You are here

A cross-sectional study of sexual health knowledge, attitudes, and reported behaviour among Zambian adolescent girl participants in a football programme

A cross-sectional study of sexual health knowledge, attitudes, and reported behaviour among Zambian adolescent girl participants in a football programme

Publication type

Journal Articles

Publisher

Journal of Sport for Development

Year

2019

This study looked for a measurable change in sexual and reproductive health and rights (SRHR) knowledge among adolescent girls following participation in an existing sport for development programme in Zambia called Futebol dá Força - a programme combining SRHR education and football.

Limited research has assessed whether sports participation can be linked to decreasing risky sexual behaviour among adolescent girls in sub-Saharan Africa. The current study aimed to assess whether participation in a football league that provides sexual and reproductive health and rights lessons before each football match strengthened adolescent Zambian girls’ sexual health knowledge, attitudes, and behaviour.

Adolescent female participants in the girls-only football league run by the organisation Futebol dá Força (FDF, n=120) completed a questionnaire assessing sexual health knowledge, reported attitudes, and reported behaviour. Logistic regressions were used to assess associations between participants’ self-reported programme exposure and their sexual health knowledge, reported attitudes, and reported behaviour. After examining all exposure levels and adjusting for age, participants with at least six months of reported exposure to the FDF programme had better sexual health knowledge and attitudes compared to those reporting less than six months exposure (AOR 4.74, 95% CI 1.70- 13.19).

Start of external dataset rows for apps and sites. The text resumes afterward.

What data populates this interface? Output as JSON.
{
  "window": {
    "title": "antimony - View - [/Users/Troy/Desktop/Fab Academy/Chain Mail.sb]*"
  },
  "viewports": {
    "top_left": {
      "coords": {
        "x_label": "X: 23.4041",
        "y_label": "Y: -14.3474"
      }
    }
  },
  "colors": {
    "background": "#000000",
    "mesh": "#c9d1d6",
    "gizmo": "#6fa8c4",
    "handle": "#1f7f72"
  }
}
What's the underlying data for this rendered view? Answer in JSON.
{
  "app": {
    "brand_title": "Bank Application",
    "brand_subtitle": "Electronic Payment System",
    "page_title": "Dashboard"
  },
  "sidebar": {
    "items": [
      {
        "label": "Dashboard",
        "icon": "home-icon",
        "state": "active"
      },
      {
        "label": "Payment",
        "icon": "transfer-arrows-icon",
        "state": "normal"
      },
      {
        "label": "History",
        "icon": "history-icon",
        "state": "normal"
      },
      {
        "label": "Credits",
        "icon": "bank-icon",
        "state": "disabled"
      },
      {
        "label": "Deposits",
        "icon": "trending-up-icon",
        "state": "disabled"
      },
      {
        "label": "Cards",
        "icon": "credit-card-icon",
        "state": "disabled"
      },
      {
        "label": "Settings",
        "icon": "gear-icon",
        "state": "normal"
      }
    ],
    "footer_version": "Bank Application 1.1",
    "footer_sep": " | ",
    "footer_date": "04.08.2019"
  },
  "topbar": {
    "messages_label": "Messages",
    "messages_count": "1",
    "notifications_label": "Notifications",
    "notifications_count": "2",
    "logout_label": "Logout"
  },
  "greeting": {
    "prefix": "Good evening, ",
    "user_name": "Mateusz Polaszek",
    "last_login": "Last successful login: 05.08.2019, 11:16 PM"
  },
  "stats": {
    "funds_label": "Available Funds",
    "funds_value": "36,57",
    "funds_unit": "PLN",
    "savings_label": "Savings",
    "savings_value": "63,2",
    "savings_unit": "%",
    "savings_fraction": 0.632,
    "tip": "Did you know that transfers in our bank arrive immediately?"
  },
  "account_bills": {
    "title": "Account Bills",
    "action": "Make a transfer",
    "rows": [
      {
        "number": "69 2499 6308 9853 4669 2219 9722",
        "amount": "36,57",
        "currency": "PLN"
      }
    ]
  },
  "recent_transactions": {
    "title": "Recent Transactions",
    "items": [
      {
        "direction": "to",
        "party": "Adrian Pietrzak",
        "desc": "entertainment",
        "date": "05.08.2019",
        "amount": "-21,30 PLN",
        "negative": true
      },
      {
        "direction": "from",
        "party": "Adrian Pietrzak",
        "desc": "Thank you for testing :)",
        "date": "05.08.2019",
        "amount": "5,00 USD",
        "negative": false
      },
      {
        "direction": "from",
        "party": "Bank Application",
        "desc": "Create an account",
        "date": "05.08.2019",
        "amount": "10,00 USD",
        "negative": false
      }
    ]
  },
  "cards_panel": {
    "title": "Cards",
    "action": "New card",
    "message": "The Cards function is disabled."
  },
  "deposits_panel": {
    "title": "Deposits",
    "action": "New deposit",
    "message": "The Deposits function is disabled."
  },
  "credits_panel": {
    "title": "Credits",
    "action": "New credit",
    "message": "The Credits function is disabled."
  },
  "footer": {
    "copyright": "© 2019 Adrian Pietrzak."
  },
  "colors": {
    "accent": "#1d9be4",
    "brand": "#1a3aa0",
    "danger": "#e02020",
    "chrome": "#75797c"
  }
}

Those in the more exposed group also had higher odds of reporting using a condom at last sex (AOR=11.64, 95% CI=1.08-124.57). These findings suggest that sports-based educational programmes may improve sexual health knowledge and attitudes among African adolescent girls, potentially reducing the risk of sexually transmitted disease and early aged pregnancy. 

About

Published

Monday, May 6, 2019 - 08:51

E-Newsletter subscribe